▶ **ASSIGNMENT**: Using the records provided below, locate and copy each line that contains the word "into".

▶ **DATA EXCERPTS**:
+-------+
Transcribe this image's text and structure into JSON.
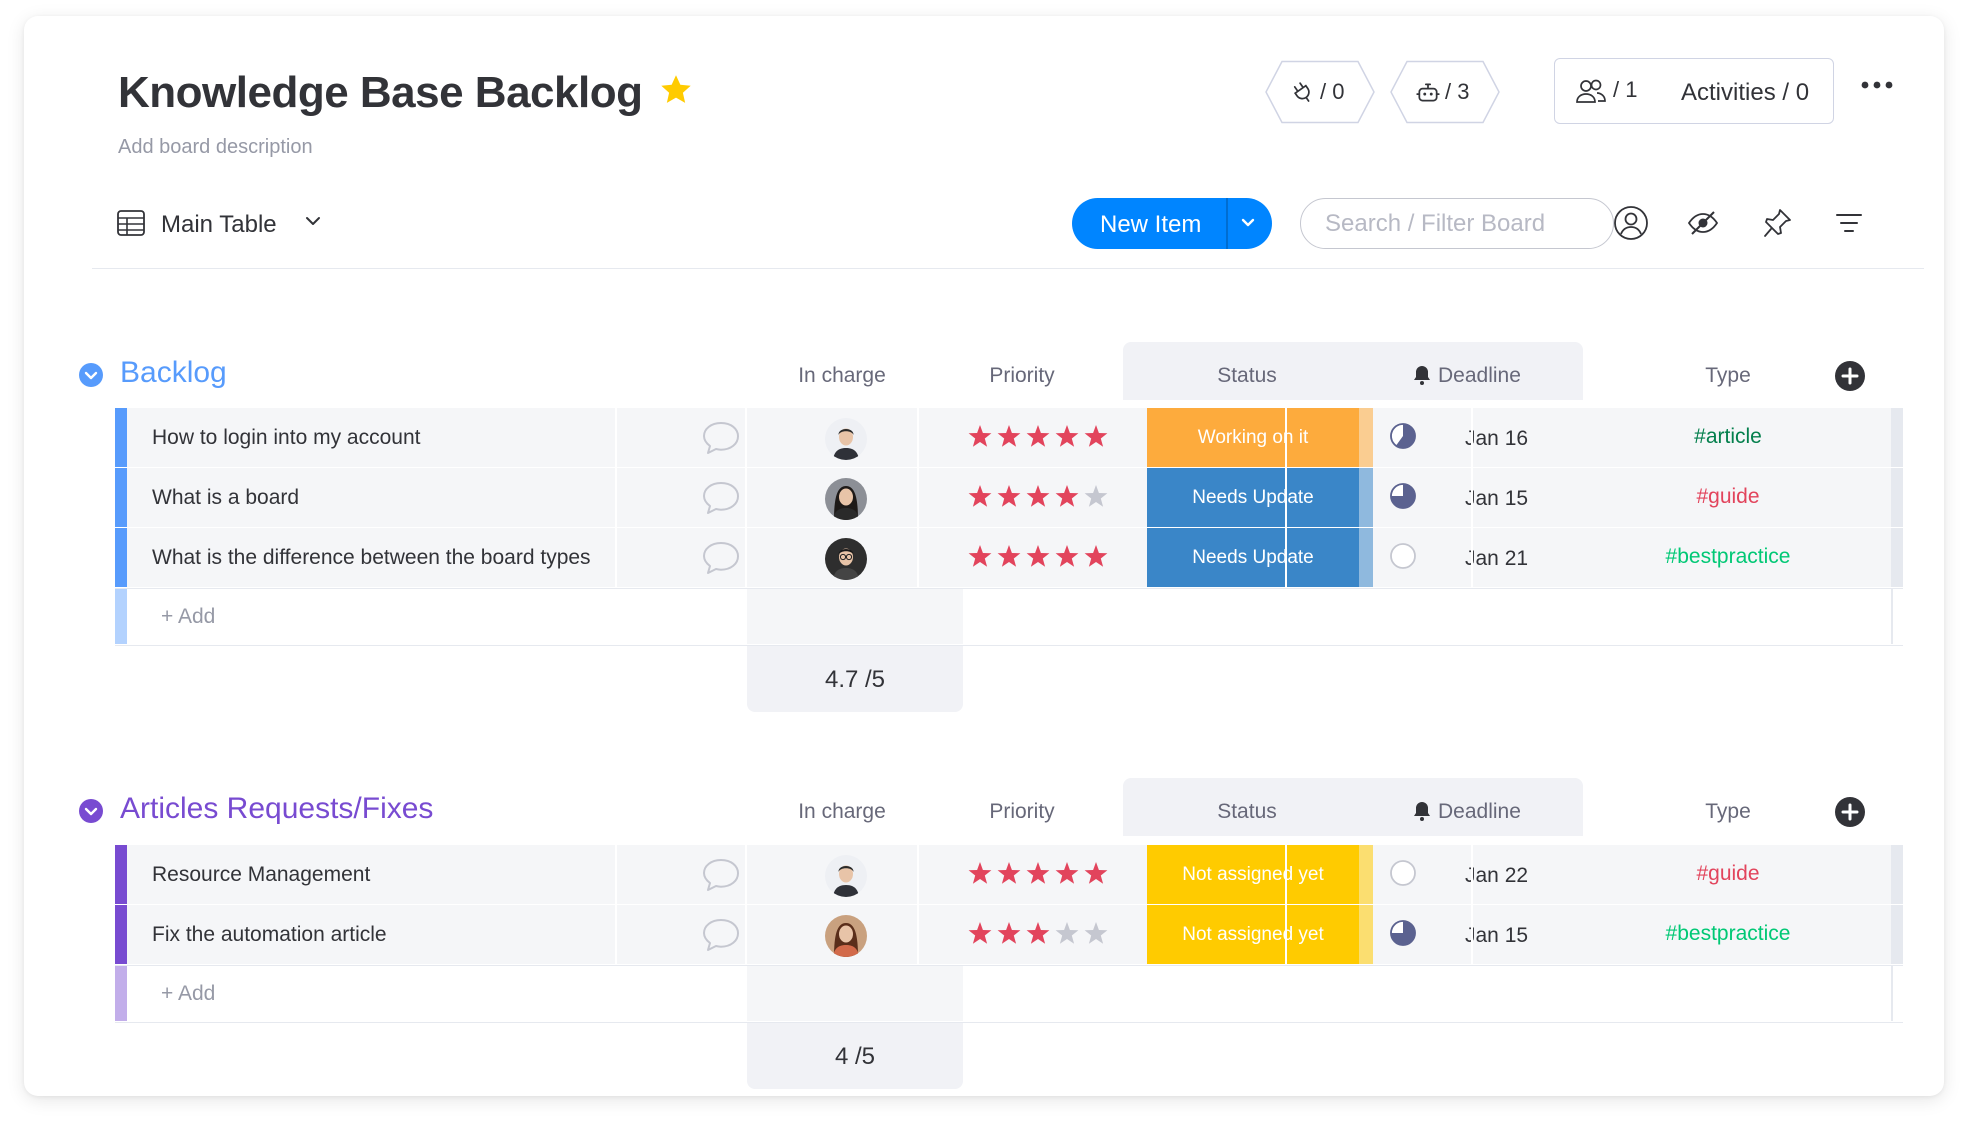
{
  "board": {
    "title": "Knowledge Base Backlog",
    "description": "Add board description"
  },
  "header": {
    "integrations_count": "/ 0",
    "automations_count": "/ 3",
    "members_count": "/ 1",
    "activities_label": "Activities / 0"
  },
  "toolbar": {
    "view_label": "Main Table",
    "new_item_label": "New Item",
    "search_placeholder": "Search / Filter Board"
  },
  "columns": {
    "in_charge": "In charge",
    "priority": "Priority",
    "status": "Status",
    "deadline": "Deadline",
    "type": "Type"
  },
  "colors": {
    "accent": "#0085ff",
    "group_backlog": "#579bfc",
    "group_articles": "#784bd1",
    "working_on_it": "#fdab3d",
    "needs_update": "#3a86c8",
    "not_assigned": "#ffcb00",
    "star": "#e2445c"
  },
  "groups": [
    {
      "title": "Backlog",
      "color": "#579bfc",
      "add_label": "+ Add",
      "priority_summary": "4.7 /5",
      "items": [
        {
          "name": "How to login into my account",
          "avatar": "male-avatar",
          "stars": 5,
          "status": "Working on it",
          "status_color": "#fdab3d",
          "progress": 0.6,
          "deadline": "Jan 16",
          "type": "#article",
          "type_color": "#037f4c"
        },
        {
          "name": "What is a board",
          "avatar": "female-avatar",
          "stars": 4,
          "status": "Needs Update",
          "status_color": "#3a86c8",
          "progress": 0.75,
          "deadline": "Jan 15",
          "type": "#guide",
          "type_color": "#e2445c"
        },
        {
          "name": "What is the difference between the board types",
          "avatar": "male-avatar-glasses",
          "stars": 5,
          "status": "Needs Update",
          "status_color": "#3a86c8",
          "progress": 0,
          "deadline": "Jan 21",
          "type": "#bestpractice",
          "type_color": "#00c875"
        }
      ]
    },
    {
      "title": "Articles Requests/Fixes",
      "color": "#784bd1",
      "add_label": "+ Add",
      "priority_summary": "4 /5",
      "items": [
        {
          "name": "Resource Management",
          "avatar": "male-avatar",
          "stars": 5,
          "status": "Not assigned yet",
          "status_color": "#ffcb00",
          "progress": 0,
          "deadline": "Jan 22",
          "type": "#guide",
          "type_color": "#e2445c"
        },
        {
          "name": "Fix the automation article",
          "avatar": "female-avatar-curly",
          "stars": 3,
          "status": "Not assigned yet",
          "status_color": "#ffcb00",
          "progress": 0.75,
          "deadline": "Jan 15",
          "type": "#bestpractice",
          "type_color": "#00c875"
        }
      ]
    }
  ]
}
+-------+
▶ **OUTPUT**:
Transcribe this image's text and structure into JSON.
          "name": "How to login into my account",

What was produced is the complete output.